ResourcesBlogTrailblazing Women in Product Management: Monika Murugesan, Vice President of Product Management and Strategy at Schneider Electric

Trailblazing Women in Product Management: Monika Murugesan, Vice President of Product Management and Strategy at Schneider Electric


For our next installment of the Women in Product Management Series I interviewed Monika Murugesan, Vice President of Product Management and Strategy at Schneider Electric.

How did you get into product management?

When I was in college, I did not know what Product Management was. I started my career as an engineer, but something always bothered me. The products I developed were already defined. I wanted to know, why are we building this particular product? Who made the decisions? How did they make the decisions? Why do some products show profitable results, and some don’t? I wanted to know what was happening on the other side of development.  

I got my executive MBA and moved into international business operations. I was completely on the business side, but I missed the engineering side. That’s when I decided to lead the Product Management division for the company, a perfect blend—business and technical skills combined. This journey took me over a decade, but everything I did along the journey has helped me with what I’m doing today. 

Any missteps along the way?

There are no missteps, only lessons learned. Product Managers don’t know the answers to everything. If you are waiting to know all the answers, you’re never going to build a product—your product is always going to be in the market study and voice-of-the–customer space. It takes personal growth to know you can start moving forward with a little bit of ambiguity. Sometimes it’s more ambiguity, sometimes less. Have the confidence to move forward and figure things out as they come along. Otherwise, perfection is going to be the enemy of your progress.  

What do you find most interesting about Product Management?

Your days are never the same. As a Product Manager, you may be doing business planning in the morning, like business planning and talking to customers in the evening, selling the value of your product. Every day is totally different, which is why the Product Manager role is more fun than any  job I’ve ever had. 

As a Product Manager, you get to do so many different things in one role, and it is cross-functional. You get to work with Finance, Manufacturing, Quality, Product Development, Sales, Marketing, and the customers. Every function is touched by the Product Management team. And the Product Manager is the one person who gets to see the entire product from A to Z of -from concepting through the development cycle, to launch and end of life.  

What do you find the most challenging?

All Product Managers should learn effective time management, especially as they grow in their careers. There’s so much to know about a product—both depth and breadth. You need to know when and how to balance your time and when to shift your focus on the next priority. You need to ask the right questions and know when to delegate. There is no one magic formula. But with time, you will learn to use your time effectively.    

What are you looking for when you’re hiring Product Managers for your team?

I look for somebody who’s confident and comfortable working with ambiguity. That’s a key skill. I need someone who can say, this is how much I know, and these are the things I don’t know, but I’m going to move forward with the next step. It is okay to say “I don’t know,” but you need to be able to pivot as you get those answers. And, you must be able to influence without authority. Whether you are entry– level or growing in your career, the ability to influence without authority is always going to be key.  

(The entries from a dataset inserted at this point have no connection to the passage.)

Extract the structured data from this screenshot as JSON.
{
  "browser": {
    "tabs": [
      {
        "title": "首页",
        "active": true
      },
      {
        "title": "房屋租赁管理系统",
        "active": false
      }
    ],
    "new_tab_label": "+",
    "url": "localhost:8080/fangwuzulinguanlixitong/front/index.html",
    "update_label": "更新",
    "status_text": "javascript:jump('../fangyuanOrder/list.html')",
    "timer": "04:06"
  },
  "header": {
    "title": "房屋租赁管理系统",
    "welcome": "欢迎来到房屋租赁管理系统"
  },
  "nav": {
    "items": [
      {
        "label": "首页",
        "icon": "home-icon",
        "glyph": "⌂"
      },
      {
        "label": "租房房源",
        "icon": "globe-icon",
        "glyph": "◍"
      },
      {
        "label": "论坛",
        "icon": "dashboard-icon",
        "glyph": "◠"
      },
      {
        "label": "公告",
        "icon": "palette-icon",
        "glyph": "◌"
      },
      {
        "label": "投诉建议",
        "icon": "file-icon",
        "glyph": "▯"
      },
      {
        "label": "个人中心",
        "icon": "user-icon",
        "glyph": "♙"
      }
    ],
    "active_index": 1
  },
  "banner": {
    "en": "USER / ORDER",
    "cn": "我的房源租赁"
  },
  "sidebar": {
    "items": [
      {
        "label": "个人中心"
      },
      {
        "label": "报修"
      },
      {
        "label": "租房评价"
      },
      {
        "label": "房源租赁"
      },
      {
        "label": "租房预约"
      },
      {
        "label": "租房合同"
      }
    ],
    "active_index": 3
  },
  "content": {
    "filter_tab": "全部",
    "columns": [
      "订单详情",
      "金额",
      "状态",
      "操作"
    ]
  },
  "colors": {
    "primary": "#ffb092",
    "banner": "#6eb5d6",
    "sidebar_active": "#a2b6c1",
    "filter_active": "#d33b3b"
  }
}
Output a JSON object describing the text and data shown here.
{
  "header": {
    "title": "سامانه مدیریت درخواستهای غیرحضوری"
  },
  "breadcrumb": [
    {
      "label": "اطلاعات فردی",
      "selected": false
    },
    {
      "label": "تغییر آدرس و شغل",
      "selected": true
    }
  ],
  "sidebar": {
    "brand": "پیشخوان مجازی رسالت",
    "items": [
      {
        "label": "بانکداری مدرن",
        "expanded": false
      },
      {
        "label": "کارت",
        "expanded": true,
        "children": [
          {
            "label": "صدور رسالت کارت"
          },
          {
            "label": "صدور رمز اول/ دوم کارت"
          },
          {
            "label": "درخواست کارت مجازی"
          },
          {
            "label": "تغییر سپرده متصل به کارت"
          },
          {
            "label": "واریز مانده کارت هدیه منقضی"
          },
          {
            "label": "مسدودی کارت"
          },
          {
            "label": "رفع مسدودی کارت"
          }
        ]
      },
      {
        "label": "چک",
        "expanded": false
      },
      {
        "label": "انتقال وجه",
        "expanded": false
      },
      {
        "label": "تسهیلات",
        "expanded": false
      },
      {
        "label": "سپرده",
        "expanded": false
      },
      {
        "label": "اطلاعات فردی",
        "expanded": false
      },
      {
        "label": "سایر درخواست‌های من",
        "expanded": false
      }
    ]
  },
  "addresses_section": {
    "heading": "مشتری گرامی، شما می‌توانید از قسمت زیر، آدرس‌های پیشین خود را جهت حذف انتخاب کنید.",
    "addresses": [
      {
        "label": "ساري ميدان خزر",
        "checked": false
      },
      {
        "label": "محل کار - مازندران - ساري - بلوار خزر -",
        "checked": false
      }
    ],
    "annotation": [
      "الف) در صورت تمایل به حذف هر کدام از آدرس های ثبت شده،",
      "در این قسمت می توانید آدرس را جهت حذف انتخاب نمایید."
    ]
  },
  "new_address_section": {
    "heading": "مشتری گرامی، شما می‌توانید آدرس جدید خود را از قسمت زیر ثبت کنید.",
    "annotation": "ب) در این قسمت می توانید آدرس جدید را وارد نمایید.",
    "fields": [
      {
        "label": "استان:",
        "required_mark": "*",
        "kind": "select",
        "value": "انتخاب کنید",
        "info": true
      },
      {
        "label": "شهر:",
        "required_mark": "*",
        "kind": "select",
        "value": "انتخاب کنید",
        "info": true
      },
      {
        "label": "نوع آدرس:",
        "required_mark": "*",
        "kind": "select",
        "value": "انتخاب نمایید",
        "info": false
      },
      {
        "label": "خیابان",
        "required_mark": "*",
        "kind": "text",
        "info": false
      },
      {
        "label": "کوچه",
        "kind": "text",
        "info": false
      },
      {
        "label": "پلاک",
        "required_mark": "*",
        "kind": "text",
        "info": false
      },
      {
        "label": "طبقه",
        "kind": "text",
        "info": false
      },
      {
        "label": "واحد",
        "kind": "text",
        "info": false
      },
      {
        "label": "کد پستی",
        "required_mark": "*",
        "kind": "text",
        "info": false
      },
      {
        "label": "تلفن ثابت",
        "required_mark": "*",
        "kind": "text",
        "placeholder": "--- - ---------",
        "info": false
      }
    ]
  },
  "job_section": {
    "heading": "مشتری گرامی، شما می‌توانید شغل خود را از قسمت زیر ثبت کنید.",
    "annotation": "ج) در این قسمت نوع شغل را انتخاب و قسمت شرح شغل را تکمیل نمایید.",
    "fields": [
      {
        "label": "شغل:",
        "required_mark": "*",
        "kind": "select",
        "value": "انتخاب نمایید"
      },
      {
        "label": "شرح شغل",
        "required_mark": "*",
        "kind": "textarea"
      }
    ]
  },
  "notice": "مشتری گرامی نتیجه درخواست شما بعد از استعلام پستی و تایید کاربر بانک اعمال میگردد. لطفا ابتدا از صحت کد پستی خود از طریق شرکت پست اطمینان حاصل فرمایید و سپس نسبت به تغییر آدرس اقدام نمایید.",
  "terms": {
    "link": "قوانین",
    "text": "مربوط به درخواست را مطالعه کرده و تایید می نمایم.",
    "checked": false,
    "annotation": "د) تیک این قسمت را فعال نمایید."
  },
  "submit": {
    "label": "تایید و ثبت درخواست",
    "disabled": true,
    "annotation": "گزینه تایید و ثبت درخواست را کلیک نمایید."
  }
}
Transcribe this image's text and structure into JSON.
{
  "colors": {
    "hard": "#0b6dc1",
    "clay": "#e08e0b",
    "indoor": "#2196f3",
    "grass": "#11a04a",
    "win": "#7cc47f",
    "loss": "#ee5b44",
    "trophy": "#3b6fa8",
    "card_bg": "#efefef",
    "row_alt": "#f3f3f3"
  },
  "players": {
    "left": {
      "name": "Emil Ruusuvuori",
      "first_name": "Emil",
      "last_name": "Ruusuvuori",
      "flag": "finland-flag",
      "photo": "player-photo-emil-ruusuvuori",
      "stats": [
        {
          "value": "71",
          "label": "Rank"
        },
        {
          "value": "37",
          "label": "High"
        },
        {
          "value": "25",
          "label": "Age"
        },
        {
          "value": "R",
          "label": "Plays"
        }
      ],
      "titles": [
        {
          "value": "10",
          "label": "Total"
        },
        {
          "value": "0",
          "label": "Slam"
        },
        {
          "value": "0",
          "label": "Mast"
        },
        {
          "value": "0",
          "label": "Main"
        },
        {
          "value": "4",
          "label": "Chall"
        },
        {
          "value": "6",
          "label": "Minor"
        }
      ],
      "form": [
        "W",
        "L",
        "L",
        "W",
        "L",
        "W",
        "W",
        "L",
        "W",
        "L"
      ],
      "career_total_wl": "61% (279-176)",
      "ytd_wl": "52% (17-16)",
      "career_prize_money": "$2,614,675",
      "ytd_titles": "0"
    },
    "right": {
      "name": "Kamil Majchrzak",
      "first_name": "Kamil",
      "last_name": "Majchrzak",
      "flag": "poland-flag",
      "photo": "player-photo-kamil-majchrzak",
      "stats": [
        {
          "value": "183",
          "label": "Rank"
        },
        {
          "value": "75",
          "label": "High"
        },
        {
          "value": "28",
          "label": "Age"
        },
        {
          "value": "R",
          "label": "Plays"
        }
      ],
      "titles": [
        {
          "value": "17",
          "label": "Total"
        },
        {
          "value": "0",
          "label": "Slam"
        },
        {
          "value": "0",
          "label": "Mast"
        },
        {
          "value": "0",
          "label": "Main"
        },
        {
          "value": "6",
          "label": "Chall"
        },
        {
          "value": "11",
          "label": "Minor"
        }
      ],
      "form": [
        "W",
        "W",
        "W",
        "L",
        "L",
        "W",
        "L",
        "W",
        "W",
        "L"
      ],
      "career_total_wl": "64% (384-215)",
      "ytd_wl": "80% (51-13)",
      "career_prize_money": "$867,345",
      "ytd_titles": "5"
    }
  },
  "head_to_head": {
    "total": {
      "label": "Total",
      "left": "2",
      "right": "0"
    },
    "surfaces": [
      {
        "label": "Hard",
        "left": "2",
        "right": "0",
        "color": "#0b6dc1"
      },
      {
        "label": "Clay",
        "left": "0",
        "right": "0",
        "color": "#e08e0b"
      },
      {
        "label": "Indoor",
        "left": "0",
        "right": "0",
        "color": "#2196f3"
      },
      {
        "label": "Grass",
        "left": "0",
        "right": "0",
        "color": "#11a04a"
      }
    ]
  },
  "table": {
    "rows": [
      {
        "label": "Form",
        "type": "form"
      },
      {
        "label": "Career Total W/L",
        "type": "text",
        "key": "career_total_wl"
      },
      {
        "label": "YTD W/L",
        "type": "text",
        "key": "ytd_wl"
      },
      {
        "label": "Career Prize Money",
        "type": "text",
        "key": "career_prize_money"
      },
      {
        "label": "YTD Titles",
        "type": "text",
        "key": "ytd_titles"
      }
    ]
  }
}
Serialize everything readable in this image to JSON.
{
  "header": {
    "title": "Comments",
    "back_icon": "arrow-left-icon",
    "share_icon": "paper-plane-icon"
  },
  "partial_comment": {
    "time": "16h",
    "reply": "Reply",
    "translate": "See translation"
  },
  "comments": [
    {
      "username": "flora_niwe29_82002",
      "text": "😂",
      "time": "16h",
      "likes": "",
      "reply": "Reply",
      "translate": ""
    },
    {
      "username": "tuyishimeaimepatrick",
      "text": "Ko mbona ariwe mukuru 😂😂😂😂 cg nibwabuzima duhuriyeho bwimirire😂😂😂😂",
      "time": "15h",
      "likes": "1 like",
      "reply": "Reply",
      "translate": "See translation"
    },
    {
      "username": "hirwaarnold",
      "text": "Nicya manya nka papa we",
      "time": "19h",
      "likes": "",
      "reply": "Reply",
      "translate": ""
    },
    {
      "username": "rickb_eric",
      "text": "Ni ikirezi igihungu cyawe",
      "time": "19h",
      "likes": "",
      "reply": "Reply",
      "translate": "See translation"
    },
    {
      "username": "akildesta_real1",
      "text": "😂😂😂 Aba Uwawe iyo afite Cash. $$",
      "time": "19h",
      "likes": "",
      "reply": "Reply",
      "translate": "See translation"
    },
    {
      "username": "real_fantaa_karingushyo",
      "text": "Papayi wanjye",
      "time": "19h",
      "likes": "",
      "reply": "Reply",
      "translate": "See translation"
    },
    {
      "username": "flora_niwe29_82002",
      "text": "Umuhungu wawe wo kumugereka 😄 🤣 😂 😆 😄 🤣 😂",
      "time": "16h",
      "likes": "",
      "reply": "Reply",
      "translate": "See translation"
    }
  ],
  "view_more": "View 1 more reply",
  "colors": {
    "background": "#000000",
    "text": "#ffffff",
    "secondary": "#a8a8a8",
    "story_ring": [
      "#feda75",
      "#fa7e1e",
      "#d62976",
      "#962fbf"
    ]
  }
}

What advice would you give women going into product management?

In the beginning of 2020, because of COVID, many people were reconsidering what they wanted to do with their career. I was coaching women, from the technical and marketing sides of the business who wanted to move into Product Management. They often had a lack of confidence because they didn’t have all the answers, or they didn’t have the experience to check off every single item in the job requirements. I encourage women to build their confidence, thinking about ways they can transfer skills from one experience to another. Don’t wait until you can check every single item! Go for the job, even if you only have 50 – 60% of the requirements. If you don’t try, you’ll never know. Submit your resume and see how things go. You can always develop skills; it’s the willingness to learn that matters. 

Any guiding principle?

I like encouraging talent. If you are in a place of leadership, and people are looking up to you, encourage talent and be the wave that lifts others up. It is very important to help others because it helps you, too. Whenever I talk to a new college grad, it gives me a different level of energy. Mentoring is definitely a two-way street. “Look for ways to help others” is a motto I live by.  

Nicole Tieche
May 26, 2022